*** Exercise materials Section Begins ***

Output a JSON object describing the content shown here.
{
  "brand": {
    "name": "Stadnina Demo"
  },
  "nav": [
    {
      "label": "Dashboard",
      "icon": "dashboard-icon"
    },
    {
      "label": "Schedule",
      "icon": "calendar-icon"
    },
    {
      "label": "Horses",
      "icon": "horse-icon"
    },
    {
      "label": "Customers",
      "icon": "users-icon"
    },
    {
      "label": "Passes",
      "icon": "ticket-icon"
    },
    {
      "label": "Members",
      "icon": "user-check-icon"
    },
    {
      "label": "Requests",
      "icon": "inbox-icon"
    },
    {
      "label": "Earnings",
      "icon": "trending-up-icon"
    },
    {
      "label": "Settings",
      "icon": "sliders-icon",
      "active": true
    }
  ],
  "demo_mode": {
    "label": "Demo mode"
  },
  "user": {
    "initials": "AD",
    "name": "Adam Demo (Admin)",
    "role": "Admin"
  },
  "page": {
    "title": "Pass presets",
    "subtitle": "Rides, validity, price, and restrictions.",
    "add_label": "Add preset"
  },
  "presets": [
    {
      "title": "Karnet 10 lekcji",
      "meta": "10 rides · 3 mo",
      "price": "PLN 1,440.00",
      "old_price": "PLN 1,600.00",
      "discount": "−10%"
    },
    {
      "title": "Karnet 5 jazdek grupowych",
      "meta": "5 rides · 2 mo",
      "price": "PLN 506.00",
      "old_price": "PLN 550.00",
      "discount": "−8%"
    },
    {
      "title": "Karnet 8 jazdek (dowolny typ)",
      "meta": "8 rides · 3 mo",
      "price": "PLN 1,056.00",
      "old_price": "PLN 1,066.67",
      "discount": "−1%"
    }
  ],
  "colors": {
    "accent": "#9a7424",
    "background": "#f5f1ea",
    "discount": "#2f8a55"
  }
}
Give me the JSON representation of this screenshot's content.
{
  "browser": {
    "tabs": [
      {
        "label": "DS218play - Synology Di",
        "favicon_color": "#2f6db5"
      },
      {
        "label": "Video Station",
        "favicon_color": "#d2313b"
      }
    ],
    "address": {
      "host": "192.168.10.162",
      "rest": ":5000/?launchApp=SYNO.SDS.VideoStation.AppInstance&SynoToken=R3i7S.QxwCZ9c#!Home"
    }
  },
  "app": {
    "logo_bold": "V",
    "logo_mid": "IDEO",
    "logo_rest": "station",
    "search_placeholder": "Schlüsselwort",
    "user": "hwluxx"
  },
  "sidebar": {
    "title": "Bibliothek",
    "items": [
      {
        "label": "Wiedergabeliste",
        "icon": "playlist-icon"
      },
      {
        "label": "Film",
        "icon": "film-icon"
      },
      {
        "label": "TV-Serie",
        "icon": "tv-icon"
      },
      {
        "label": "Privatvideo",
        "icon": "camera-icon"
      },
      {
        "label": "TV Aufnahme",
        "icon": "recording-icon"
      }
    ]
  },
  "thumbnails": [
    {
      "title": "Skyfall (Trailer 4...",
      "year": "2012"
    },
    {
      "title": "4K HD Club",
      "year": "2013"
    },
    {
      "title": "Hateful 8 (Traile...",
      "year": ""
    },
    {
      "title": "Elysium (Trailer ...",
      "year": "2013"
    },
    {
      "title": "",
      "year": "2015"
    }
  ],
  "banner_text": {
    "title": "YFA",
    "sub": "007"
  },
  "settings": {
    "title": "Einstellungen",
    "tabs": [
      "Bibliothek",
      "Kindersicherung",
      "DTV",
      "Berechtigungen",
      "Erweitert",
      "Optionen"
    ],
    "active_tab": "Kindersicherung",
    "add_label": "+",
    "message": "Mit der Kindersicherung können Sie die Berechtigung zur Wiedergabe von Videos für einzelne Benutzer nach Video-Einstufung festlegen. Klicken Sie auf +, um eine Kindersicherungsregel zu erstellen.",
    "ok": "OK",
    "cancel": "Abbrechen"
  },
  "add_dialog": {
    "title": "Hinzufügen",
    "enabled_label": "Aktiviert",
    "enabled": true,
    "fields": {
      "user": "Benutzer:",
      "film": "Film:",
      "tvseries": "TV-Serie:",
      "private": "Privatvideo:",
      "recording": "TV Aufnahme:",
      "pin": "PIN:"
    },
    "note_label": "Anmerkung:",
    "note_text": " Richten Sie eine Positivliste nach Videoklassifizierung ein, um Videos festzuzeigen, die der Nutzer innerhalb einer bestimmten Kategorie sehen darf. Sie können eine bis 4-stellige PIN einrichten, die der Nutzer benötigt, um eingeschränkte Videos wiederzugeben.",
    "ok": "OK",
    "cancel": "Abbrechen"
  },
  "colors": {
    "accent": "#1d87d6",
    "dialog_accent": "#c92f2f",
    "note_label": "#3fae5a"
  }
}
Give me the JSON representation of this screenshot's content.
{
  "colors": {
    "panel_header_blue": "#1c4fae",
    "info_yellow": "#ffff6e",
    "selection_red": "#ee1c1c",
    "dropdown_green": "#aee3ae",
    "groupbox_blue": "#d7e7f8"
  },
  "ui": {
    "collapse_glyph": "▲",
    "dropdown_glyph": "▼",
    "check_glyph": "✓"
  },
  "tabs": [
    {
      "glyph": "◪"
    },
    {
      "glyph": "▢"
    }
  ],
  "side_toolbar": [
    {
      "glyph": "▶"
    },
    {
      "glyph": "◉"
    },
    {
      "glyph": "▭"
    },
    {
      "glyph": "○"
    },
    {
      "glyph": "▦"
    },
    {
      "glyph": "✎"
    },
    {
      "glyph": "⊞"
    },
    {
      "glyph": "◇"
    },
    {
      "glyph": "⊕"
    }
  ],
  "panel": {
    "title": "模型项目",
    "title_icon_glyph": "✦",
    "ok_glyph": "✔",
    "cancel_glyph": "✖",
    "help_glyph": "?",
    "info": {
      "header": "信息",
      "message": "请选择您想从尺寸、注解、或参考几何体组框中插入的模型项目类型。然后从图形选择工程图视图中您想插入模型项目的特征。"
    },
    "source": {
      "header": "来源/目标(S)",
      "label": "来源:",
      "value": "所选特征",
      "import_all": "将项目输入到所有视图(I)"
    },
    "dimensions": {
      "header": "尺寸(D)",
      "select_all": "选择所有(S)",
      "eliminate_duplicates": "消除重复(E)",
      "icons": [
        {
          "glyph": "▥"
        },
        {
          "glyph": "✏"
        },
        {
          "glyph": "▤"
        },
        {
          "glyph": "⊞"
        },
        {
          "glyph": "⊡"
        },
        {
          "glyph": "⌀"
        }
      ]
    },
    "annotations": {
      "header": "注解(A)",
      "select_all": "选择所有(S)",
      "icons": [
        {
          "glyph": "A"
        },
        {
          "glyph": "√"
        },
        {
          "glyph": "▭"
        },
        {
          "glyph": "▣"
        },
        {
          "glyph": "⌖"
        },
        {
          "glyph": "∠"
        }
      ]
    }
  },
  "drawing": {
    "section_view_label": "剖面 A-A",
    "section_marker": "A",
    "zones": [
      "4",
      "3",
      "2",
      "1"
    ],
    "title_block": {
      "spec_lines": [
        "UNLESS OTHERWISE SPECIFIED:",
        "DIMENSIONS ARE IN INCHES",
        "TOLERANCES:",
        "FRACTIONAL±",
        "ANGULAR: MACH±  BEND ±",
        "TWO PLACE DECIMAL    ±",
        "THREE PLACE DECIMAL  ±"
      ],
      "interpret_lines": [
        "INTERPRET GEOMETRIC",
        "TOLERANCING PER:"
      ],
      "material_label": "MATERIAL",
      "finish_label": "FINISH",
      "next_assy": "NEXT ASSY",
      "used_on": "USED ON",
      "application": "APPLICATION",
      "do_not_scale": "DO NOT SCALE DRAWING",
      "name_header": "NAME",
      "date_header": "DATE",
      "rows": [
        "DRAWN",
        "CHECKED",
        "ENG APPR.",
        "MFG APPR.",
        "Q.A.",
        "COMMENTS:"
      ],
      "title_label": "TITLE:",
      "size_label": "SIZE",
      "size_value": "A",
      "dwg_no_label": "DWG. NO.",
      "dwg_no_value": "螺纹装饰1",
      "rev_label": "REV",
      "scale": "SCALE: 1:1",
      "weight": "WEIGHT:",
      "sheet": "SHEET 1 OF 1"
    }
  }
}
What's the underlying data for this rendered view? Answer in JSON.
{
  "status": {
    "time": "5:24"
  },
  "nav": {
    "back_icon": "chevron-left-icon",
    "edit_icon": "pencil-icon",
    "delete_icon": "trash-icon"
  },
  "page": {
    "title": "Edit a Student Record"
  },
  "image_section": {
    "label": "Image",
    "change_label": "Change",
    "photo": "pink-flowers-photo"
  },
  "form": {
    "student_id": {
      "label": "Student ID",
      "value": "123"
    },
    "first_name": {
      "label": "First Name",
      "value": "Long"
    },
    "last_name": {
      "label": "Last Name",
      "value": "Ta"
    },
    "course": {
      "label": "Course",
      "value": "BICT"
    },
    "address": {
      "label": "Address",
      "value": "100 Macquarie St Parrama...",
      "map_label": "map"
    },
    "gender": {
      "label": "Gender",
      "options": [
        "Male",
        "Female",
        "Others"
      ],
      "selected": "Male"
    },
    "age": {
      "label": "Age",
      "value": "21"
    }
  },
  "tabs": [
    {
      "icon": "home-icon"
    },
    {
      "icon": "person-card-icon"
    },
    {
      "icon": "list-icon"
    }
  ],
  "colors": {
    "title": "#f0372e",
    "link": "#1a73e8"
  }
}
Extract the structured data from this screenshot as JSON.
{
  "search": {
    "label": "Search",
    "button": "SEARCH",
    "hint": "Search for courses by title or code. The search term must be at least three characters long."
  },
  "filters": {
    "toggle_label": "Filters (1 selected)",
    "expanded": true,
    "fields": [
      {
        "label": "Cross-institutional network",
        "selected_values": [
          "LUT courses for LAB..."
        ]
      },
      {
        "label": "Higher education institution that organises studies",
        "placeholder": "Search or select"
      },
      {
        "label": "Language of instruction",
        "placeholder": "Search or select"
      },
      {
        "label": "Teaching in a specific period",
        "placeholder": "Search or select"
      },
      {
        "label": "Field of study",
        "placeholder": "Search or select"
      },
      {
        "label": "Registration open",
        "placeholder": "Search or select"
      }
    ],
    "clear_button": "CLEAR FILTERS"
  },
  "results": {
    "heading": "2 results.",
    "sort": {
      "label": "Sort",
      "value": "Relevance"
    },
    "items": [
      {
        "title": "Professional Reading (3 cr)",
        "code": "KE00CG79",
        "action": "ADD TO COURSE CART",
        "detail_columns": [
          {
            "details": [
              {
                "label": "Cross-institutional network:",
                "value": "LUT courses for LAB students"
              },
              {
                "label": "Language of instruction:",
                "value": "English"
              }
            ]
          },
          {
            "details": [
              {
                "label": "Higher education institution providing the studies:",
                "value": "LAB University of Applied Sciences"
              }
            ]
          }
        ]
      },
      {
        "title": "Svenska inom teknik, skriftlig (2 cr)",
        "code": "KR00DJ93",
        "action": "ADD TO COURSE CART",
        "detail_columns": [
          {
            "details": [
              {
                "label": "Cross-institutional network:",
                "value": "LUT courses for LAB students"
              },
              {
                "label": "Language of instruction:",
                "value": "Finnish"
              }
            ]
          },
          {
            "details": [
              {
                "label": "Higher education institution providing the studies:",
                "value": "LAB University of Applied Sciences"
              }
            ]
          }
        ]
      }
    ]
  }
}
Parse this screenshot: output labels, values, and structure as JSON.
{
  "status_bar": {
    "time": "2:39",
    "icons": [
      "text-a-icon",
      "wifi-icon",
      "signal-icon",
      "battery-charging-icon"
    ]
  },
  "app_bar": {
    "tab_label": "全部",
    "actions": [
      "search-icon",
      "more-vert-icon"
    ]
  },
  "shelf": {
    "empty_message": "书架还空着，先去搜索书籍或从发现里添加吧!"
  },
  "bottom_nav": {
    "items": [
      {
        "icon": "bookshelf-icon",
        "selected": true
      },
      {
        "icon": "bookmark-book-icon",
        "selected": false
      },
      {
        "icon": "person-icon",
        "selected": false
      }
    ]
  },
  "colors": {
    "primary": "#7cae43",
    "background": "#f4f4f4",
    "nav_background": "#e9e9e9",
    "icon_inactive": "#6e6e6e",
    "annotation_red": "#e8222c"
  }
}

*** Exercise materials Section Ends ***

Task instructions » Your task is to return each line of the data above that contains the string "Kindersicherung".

Solution to this problem »
      "Kindersicherung",
    "active_tab": "Kindersicherung",
    "message": "Mit der Kindersicherung können Sie die Berechtigung zur Wiedergabe von Videos für einzelne Benutzer nach Video-Einstufung festlegen. Klicken Sie auf +, um eine Kindersicherungsregel zu erstellen.",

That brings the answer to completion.